2. Gathering the wrong types of data. You can also make the mistake of gathering the wrong types of data. If you’re running an auto repair shop and you learn the intricacies of your target demographic’s eating habits, that information isn’t going to help you. This is an egregious example, of course, but the principle is the same; you need to gather data points that allow you to form conclusions and take action, rather than collecting data for the sake of collecting data.
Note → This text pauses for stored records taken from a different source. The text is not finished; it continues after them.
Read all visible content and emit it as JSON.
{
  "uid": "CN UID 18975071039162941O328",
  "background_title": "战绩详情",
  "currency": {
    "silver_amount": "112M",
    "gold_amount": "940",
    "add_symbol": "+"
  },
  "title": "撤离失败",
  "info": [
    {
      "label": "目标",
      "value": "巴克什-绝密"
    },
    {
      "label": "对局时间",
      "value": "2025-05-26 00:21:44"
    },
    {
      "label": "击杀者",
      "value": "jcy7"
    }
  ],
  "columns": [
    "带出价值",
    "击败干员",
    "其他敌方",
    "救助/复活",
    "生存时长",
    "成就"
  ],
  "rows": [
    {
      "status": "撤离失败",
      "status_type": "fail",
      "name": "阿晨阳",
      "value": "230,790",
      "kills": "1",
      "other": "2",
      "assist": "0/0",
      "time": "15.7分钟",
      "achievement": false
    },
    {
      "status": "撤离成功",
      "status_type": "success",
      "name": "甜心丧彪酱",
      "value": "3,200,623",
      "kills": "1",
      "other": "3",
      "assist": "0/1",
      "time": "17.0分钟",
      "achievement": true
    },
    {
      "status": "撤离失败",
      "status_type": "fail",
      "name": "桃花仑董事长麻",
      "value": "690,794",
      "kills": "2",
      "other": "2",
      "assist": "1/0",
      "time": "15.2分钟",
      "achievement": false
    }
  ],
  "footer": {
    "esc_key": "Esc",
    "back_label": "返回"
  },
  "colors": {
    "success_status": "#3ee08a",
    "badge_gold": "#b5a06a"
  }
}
3. Using the wrong dashboards. Your dashboards have a bigger impact on your results than you might imagine. These tools are responsible for collecting all your data in one place, giving you the power to crunch the numbers and generate reports, and giving access to multiple team members. With so many options available, it’s hard to tell which one is the right choice for your business, but you’ll need to wade through all of them if you want the best tool for your arsenal. Otherwise, you might spend an excessive amount of time training new employees, or generate lackluster reports that don’t emphasize the key variables you want to zoom in on.

4. Allowing bias to distort your conclusions. The human mind is significantly flawed, so it’s usually a bad idea to trust your instincts when it comes to analyzing data. We’re prone to a host of cognitive biases, from confirmation bias to survivorship bias, that can quickly distort even the objective information in front of us. It’s best to learn these cognitive biases, and figure out ways to compensate for them, so your conclusions aren’t muddled or warped.

5. Comparing apples to oranges. Most newcomers try to reach when there isn’t a clean comparison, putting data from one selection against the data from another selection. This “apples to oranges” comparison can lead to false conclusions, so it’s better to compare your data sets as cleanly as possible.

6. Failing to isolate variables. Modern applications usually demand reviewing data sets with dozens, if not hundreds of distinct variables—especially in the marketing industry. When you find a correlation, such as a relationship between content length and visitors, it’s tempting to conclude a causal relationship, but this is dangerous (and sometimes hilarious). Instead, you need to isolate the variables you’re working with so you can prove or disprove causation, and learn more about the relationship between your data points.

7. Asking the wrong questions. Data isn’t going to give you any conclusions on its own. Your charts and graphs typically won’t give you an obvious breakthrough. Instead, you need to ask questions of your data, and use the tools you have to uncover the answer. If you’re asking the wrong questions, whether they’re misleading or non-actionable, it doesn’t matter how good your data is or how intuitive your tools are.

Data Isn’t Perfect

It’s true that data is so valuable that it’s becoming commoditized, but it’s practically worthless unless you know how to use it effectively. There will always be hiccups with your methodology, your organization methods, and even your interpretation, but the more familiar you are with best practices and the more committed you are to utilizing your data effectively, the more likely you’ll be to land on accurate, worthwhile conclusions. Don’t assume that your efforts are working; challenge them, and keep tweaking your approach to uncover your hidden biases, ask better questions, and get more out of your analytical efforts.